Instructions for the task — Only lines containing "kind" are wanted from the data below. Copy those lines.
[Opening Records for processing section]
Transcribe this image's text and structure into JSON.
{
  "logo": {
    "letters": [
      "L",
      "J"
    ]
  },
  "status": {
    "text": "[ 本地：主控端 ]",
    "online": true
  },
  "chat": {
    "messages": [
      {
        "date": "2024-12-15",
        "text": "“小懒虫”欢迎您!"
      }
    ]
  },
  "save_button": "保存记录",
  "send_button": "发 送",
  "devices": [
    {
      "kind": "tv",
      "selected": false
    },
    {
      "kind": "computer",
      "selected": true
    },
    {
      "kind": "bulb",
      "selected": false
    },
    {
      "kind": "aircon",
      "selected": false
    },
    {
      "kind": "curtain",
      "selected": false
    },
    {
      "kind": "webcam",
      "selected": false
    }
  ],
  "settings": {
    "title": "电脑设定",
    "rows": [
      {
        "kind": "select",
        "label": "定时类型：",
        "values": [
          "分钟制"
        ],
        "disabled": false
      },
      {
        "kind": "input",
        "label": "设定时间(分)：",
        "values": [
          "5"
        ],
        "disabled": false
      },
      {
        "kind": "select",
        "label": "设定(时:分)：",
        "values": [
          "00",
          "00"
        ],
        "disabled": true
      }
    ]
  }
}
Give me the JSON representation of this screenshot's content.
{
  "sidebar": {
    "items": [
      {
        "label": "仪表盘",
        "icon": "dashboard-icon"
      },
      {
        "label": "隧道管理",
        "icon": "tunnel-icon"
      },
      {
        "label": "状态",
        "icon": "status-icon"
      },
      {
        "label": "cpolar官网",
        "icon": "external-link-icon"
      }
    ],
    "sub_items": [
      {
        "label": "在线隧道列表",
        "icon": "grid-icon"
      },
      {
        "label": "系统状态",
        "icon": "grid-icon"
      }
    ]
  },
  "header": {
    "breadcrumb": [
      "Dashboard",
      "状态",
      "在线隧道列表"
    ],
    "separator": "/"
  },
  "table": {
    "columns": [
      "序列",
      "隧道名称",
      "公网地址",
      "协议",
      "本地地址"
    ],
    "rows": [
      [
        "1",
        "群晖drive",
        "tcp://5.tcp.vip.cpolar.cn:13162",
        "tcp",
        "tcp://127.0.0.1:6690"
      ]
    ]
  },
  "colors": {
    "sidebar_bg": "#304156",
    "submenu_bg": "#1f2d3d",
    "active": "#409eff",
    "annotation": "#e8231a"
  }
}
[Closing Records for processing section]
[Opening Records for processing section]
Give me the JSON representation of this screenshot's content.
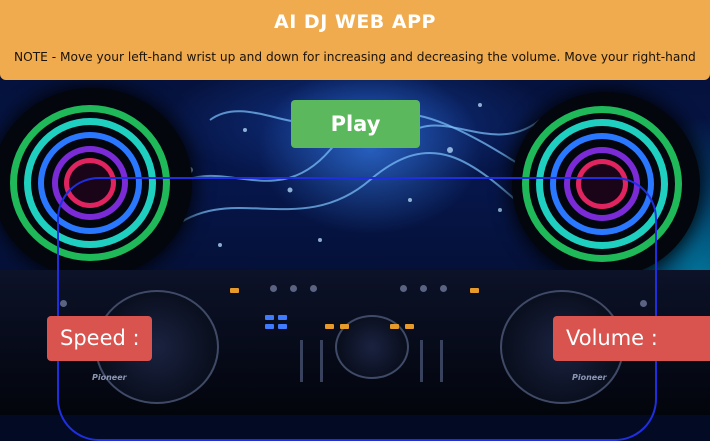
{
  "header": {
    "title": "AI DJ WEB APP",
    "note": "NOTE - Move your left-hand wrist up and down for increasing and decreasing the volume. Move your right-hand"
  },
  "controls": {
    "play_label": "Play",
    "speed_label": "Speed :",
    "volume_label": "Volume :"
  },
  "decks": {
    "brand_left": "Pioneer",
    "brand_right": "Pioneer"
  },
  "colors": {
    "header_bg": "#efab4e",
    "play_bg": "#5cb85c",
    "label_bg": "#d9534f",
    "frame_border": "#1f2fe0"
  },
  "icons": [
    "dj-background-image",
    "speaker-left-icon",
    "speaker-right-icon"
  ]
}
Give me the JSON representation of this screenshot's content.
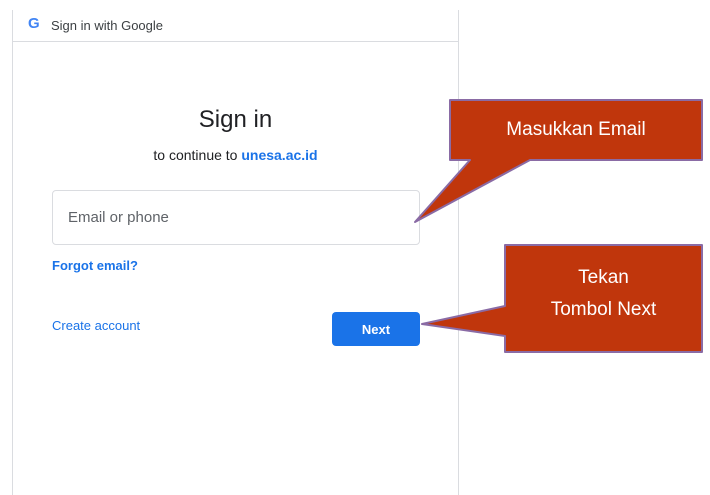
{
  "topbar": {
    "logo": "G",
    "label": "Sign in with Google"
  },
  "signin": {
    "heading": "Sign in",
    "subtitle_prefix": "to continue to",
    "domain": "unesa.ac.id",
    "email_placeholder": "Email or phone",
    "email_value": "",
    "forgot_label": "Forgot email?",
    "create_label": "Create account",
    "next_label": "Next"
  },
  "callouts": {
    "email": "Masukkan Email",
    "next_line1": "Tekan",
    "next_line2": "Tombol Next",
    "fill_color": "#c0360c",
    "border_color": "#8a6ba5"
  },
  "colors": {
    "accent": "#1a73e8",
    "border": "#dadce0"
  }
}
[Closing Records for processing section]
Exercise output —
      "kind": "tv",
      "kind": "computer",
      "kind": "bulb",
      "kind": "aircon",
      "kind": "curtain",
      "kind": "webcam",
        "kind": "select",
        "kind": "input",
        "kind": "select",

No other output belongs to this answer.